Science Behind: Why We Get Drunk

So you’re nearly half way through Freshers week and you may have already experienced some of Nottingham’s best nights out. After quite a few drinks, and far too many shots, with your new friends, it’s likely a few of you didn’t remember much the day after. But just why do we get drunk?

The liver is responsible for breaking down over 90% of the ethanol, taking about an hour to break down one to two units. Alcohol travels from the stomach to the small intestines where it is absorbed into the blood. Ethanol is water soluble so is easily transported around the body in the blood.

But when is the moment that you start to feel drunk? That comes after the blood has absorbed more alcohol than has been broken down by the liver and removed from the body. The metabolized fluid is then transported from the kidneys to the bladder which produces an excessive amount of urine. This increased loss of fluid causes dehydration which is the reason for the nasty hangover in the morning.

Though you’re confidence might grow due to alcohol, unfortunately your sexual performance will decrease because alcohol disrupts the release of hormones from the hypothalamus.

The reason it is difficult to focus or walk in a straight line when drunk is due to the affect alcohol has on your brain. Neurotransmitters are chemicals released by nerve cells that are transmitted across synapses and cause a nervous response; alcohol disrupts these chemical messengers and slows down brain activity.

Alcohol increases the response to GABA which is an inhibitory neurotransmitter that decreases the activity of brain activity. Ethanol also attaches to glutamate receptors which prevents this excitatory neurotransmitter from binding, making you slow and slurring your speech.

The initial euphoric, happy feeling comes because alcohol increases the production of dopamine, which controls the reward and pleasure centres of the brain, while your lack of co-ordination comes from depression of the movement centre of the brain called the cerebellum.

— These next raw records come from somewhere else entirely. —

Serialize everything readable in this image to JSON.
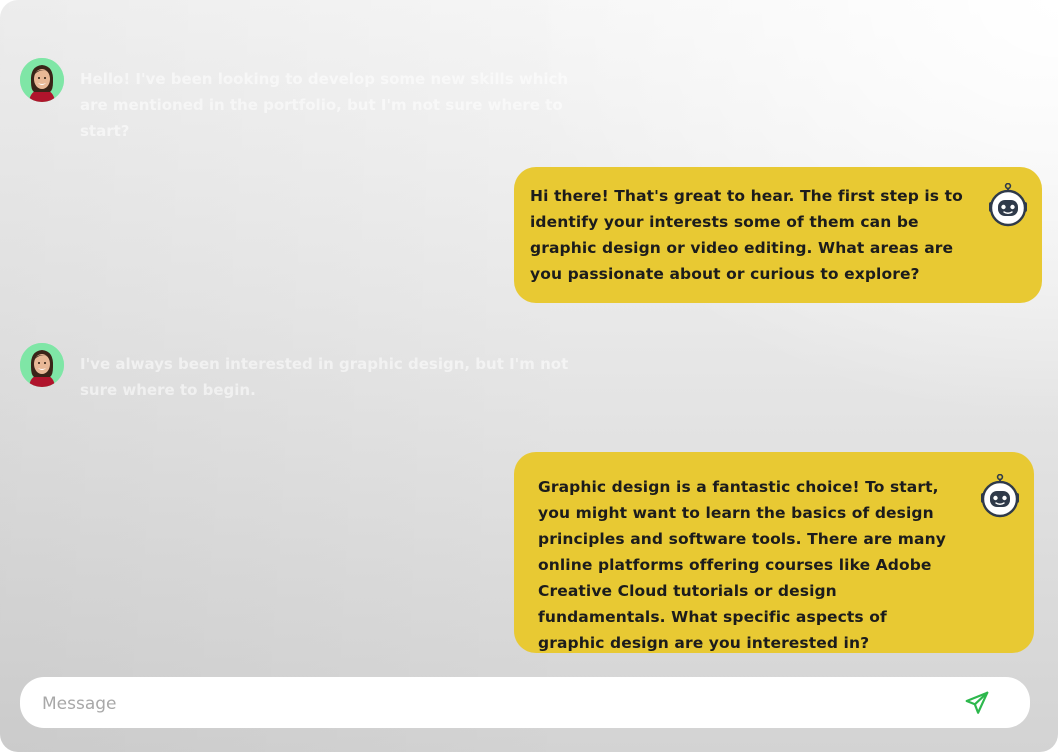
{
  "messages": [
    {
      "role": "user",
      "avatar": "woman-avatar",
      "text": "Hello! I've been looking to develop some new skills which are mentioned in the portfolio, but I'm not sure where to start?"
    },
    {
      "role": "bot",
      "avatar": "robot-icon",
      "text": "Hi there! That's great to hear. The first step is to identify your interests some of them can be graphic design or video editing. What areas are you passionate about or curious to explore?"
    },
    {
      "role": "user",
      "avatar": "woman-avatar",
      "text": "I've always been interested in graphic design, but I'm not sure where to begin."
    },
    {
      "role": "bot",
      "avatar": "robot-icon",
      "text": "Graphic design is a fantastic choice! To start, you might want to learn the basics of design principles and software tools. There are many online platforms offering courses like Adobe Creative Cloud tutorials or design fundamentals. What specific aspects of graphic design are you interested in?"
    }
  ],
  "composer": {
    "placeholder": "Message",
    "send_icon": "send-icon"
  },
  "colors": {
    "bot_bubble": "#e8c933",
    "avatar_bg": "#7fe6a6",
    "send_icon": "#2db84d"
  }
}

There is also a large influx of blood glucose which causes a higher release of insulin to counteract it. Blood glucose levels then drop which makes you tired and shake. The cravings for McDonalds come because your body needs carbohydrates for energy to overcome this sluggish feeling.

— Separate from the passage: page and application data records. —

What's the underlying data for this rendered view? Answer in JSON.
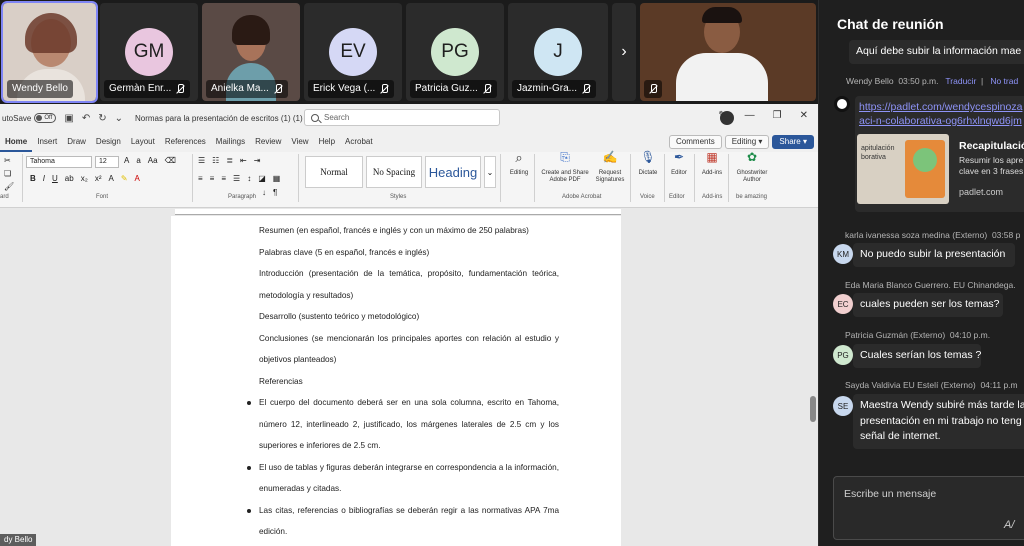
{
  "participants": [
    {
      "name": "Wendy Bello",
      "initials": "",
      "color": "",
      "video": true
    },
    {
      "name": "Germàn Enr...",
      "initials": "GM",
      "color": "#e9c6df",
      "video": false
    },
    {
      "name": "Anielka Ma...",
      "initials": "",
      "color": "",
      "video": true
    },
    {
      "name": "Erick Vega (...",
      "initials": "EV",
      "color": "#d5d8f5",
      "video": false
    },
    {
      "name": "Patricia Guz...",
      "initials": "PG",
      "color": "#cfe8cf",
      "video": false
    },
    {
      "name": "Jazmin-Gra...",
      "initials": "J",
      "color": "#cfe6f3",
      "video": false
    }
  ],
  "strip_next": "›",
  "self_view_label": "dy Bello",
  "word": {
    "autosave_label": "utoSave",
    "autosave_state": "Off",
    "doc_title": "Normas para la presentación de escritos (1) (1) ▾",
    "search_placeholder": "Search",
    "tabs": [
      "Home",
      "Insert",
      "Draw",
      "Design",
      "Layout",
      "References",
      "Mailings",
      "Review",
      "View",
      "Help",
      "Acrobat"
    ],
    "comments_label": "Comments",
    "editing_label": "Editing ▾",
    "share_label": "Share ▾",
    "font_name": "Tahoma",
    "font_size": "12",
    "groups": {
      "font": "Font",
      "paragraph": "Paragraph",
      "styles": "Styles",
      "adobe": "Adobe Acrobat",
      "voice": "Voice",
      "editor": "Editor",
      "addins": "Add-ins",
      "amazing": "be amazing",
      "clipboard": "ard"
    },
    "styles": [
      "Normal",
      "No Spacing",
      "Heading"
    ],
    "ribbon_buttons": {
      "editing": "Editing",
      "create_share": "Create and Share Adobe PDF",
      "request_sig": "Request Signatures",
      "dictate": "Dictate",
      "editor": "Editor",
      "addins": "Add-ins",
      "ghostwriter": "Ghostwriter Author"
    },
    "document": {
      "paragraphs": [
        "Resumen (en español, francés e inglés y con un máximo de 250 palabras)",
        "Palabras clave (5 en español, francés e inglés)",
        "Introducción (presentación de la temática, propósito, fundamentación teórica, metodología y resultados)",
        "Desarrollo (sustento teórico y metodológico)",
        "Conclusiones (se mencionarán los principales aportes con relación al estudio y objetivos planteados)",
        "Referencias"
      ],
      "bullets": [
        "El cuerpo del documento deberá ser en una sola columna, escrito en Tahoma, número 12, interlineado 2, justificado, los márgenes laterales de 2.5 cm y los superiores e inferiores de 2.5 cm.",
        "El uso de tablas y figuras deberán integrarse en correspondencia a la información, enumeradas y citadas.",
        "Las citas, referencias o bibliografías se deberán regir a las normativas APA 7ma edición."
      ]
    }
  },
  "chat": {
    "title": "Chat de reunión",
    "top_message": "Aquí debe subir la información mae",
    "wendy_meta": {
      "sender": "Wendy Bello",
      "time": "03:50 p.m.",
      "translate": "Traducir",
      "no_translate": "No trad"
    },
    "link": {
      "url_line1": "https://padlet.com/wendycespinoza",
      "url_line2": "aci-n-colaborativa-og6rhxlnqwd6jm",
      "thumb_text": "apitulación\nborativa",
      "title": "Recapitulación",
      "desc_line1": "Resumir los apre",
      "desc_line2": "clave en 3 frases",
      "domain": "padlet.com"
    },
    "messages": [
      {
        "sender": "karla ivanessa soza medina (Externo)",
        "time": "03:58 p",
        "initials": "KM",
        "color": "#c8d8ee",
        "lines": [
          "No puedo subir la presentación"
        ]
      },
      {
        "sender": "Eda Maria Blanco Guerrero. EU Chinandega.",
        "time": "",
        "initials": "EC",
        "color": "#f1cfcf",
        "lines": [
          "cuales pueden ser los temas?"
        ]
      },
      {
        "sender": "Patricia Guzmán (Externo)",
        "time": "04:10 p.m.",
        "initials": "PG",
        "color": "#cfe8cf",
        "lines": [
          "Cuales serían los temas ?"
        ]
      },
      {
        "sender": "Sayda Valdivia EU Estelí (Externo)",
        "time": "04:11 p.m",
        "initials": "SE",
        "color": "#c8d8ee",
        "lines": [
          "Maestra Wendy subiré más tarde la",
          "presentación en mi trabajo no teng",
          "señal de internet."
        ]
      }
    ],
    "compose_placeholder": "Escribe un mensaje",
    "format_icon": "A/"
  }
}
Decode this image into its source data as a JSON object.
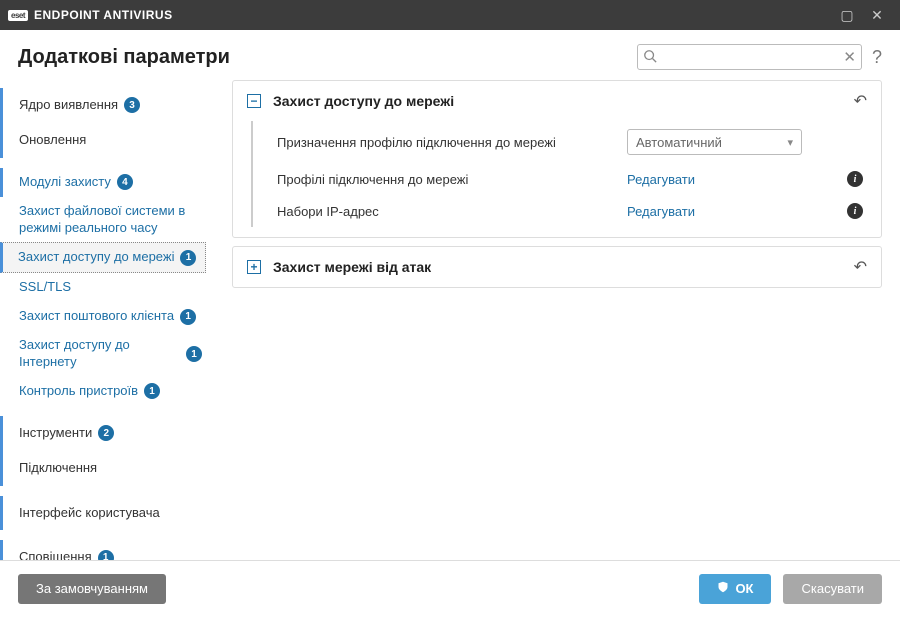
{
  "titlebar": {
    "brand_logo": "eset",
    "brand_text": "ENDPOINT ANTIVIRUS"
  },
  "header": {
    "title": "Додаткові параметри",
    "search_placeholder": ""
  },
  "sidebar": {
    "detection_core": {
      "label": "Ядро виявлення",
      "badge": "3"
    },
    "updates": {
      "label": "Оновлення"
    },
    "protection_modules": {
      "label": "Модулі захисту",
      "badge": "4"
    },
    "realtime_fs": {
      "label": "Захист файлової системи в режимі реального часу"
    },
    "network_access": {
      "label": "Захист доступу до мережі",
      "badge": "1"
    },
    "ssl_tls": {
      "label": "SSL/TLS"
    },
    "mail_client": {
      "label": "Захист поштового клієнта",
      "badge": "1"
    },
    "internet_access": {
      "label": "Захист доступу до Інтернету",
      "badge": "1"
    },
    "device_control": {
      "label": "Контроль пристроїв",
      "badge": "1"
    },
    "tools": {
      "label": "Інструменти",
      "badge": "2"
    },
    "connections": {
      "label": "Підключення"
    },
    "ui": {
      "label": "Інтерфейс користувача"
    },
    "notifications": {
      "label": "Сповіщення",
      "badge": "1"
    }
  },
  "panel_access": {
    "title": "Захист доступу до мережі",
    "row_profile_assign": "Призначення профілю підключення до мережі",
    "profile_assign_value": "Автоматичний",
    "row_profiles": "Профілі підключення до мережі",
    "row_ipsets": "Набори IP-адрес",
    "edit": "Редагувати"
  },
  "panel_attack": {
    "title": "Захист мережі від атак"
  },
  "footer": {
    "defaults": "За замовчуванням",
    "ok": "ОК",
    "cancel": "Скасувати"
  }
}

Alcohol affects the levels of ions and minerals in the body making you thirsty or dizzy. The dreaded headache you receive the next day is due to the body needing more water to remove the toxins. This means the liver must focus water away from the brain and organs to removing the toxins in urine. So this is the reason to drink water after a night of heavy drinking, or you are likely to wake up with a heavy head the next day, and be left wondering just what happened last night?

Jessica Hewitt-Dean


Leave a Reply